DATA SUPPLIED:
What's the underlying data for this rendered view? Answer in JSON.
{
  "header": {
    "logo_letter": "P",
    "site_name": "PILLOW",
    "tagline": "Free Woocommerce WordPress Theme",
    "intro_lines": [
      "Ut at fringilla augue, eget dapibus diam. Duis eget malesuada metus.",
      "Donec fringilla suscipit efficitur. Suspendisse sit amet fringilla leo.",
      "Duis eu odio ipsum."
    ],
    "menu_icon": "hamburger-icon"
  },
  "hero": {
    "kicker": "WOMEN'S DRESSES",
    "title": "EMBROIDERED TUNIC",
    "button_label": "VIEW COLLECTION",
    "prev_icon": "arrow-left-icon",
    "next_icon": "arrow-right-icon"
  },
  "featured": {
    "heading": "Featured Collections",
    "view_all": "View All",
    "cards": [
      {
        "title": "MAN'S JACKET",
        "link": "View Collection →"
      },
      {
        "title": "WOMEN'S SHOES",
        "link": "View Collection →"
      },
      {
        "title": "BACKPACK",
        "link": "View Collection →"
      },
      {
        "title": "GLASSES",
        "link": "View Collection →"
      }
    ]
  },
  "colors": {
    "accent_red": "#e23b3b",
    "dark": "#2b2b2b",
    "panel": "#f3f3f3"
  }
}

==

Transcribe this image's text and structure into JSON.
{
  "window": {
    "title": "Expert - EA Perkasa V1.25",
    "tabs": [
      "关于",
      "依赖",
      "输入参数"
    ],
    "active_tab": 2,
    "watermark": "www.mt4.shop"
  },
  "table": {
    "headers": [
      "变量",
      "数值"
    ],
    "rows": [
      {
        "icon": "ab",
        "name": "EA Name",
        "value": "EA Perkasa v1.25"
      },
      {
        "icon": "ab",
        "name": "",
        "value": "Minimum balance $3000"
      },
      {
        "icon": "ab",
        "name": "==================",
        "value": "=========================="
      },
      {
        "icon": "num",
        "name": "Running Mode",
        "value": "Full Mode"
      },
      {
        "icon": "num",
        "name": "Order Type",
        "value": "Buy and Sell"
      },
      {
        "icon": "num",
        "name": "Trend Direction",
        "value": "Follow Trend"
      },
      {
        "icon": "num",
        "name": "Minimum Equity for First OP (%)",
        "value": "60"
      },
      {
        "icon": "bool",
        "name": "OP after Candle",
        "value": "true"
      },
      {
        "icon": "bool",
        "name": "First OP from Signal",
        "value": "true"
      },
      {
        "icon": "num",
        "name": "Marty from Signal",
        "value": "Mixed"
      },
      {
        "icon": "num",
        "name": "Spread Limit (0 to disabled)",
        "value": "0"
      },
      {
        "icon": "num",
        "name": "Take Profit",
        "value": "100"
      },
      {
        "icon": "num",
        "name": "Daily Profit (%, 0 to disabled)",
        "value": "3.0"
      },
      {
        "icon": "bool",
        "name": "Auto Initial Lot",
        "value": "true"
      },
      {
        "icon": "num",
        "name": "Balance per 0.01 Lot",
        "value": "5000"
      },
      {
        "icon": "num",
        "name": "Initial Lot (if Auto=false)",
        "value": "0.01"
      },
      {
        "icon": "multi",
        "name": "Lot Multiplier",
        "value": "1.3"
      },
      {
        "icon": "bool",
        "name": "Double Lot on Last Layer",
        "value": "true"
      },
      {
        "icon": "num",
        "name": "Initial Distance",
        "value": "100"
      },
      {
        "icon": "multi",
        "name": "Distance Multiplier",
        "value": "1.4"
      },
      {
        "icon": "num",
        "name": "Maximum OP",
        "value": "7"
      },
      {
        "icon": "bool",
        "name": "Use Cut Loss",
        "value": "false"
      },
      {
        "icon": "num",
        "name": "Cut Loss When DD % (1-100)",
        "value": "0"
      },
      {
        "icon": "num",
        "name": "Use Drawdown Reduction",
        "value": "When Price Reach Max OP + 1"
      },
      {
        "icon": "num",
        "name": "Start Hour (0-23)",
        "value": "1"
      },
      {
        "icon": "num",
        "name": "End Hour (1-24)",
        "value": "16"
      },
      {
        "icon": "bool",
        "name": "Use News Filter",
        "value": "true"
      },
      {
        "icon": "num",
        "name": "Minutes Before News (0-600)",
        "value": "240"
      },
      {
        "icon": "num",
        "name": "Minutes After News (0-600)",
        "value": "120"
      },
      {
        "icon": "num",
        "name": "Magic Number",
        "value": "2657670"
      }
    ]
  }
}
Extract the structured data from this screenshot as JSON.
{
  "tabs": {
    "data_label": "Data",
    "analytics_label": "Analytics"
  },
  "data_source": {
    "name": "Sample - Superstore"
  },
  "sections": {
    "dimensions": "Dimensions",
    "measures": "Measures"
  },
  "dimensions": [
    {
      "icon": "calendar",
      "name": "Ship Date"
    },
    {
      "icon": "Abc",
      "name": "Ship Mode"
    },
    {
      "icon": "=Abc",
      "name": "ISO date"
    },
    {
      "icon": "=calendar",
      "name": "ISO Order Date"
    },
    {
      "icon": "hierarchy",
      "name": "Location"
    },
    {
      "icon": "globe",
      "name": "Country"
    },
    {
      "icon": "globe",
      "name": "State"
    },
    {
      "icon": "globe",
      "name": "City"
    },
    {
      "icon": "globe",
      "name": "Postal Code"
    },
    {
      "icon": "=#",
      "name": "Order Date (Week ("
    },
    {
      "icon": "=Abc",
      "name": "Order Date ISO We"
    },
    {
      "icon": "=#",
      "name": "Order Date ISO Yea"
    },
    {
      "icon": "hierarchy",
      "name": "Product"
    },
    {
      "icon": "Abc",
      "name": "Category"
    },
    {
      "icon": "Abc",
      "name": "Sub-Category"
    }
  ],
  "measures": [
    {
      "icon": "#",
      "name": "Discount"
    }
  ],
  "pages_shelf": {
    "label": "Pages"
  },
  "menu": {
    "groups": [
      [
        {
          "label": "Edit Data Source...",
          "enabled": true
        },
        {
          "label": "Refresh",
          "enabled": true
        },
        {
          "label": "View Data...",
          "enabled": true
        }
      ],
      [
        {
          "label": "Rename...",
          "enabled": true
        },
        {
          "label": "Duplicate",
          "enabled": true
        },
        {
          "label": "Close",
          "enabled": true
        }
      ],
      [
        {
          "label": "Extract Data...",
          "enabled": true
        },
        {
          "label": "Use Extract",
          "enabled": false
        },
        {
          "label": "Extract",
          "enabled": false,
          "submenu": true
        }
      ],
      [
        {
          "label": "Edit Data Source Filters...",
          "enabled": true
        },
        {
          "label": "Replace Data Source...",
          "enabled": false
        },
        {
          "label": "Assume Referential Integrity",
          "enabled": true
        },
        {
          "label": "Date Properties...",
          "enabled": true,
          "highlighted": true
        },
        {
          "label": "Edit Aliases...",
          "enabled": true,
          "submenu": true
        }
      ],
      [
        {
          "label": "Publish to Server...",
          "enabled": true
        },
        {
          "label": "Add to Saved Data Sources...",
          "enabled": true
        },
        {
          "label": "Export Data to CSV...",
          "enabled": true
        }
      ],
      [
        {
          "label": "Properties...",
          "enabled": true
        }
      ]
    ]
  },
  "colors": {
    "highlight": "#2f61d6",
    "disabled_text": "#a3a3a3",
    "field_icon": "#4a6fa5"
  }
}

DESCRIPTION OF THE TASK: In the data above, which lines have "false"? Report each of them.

RESULT OF THE TASK:
        "name": "Initial Lot (if Auto=false)",
        "value": "false"
          "enabled": false
          "enabled": false,
          "enabled": false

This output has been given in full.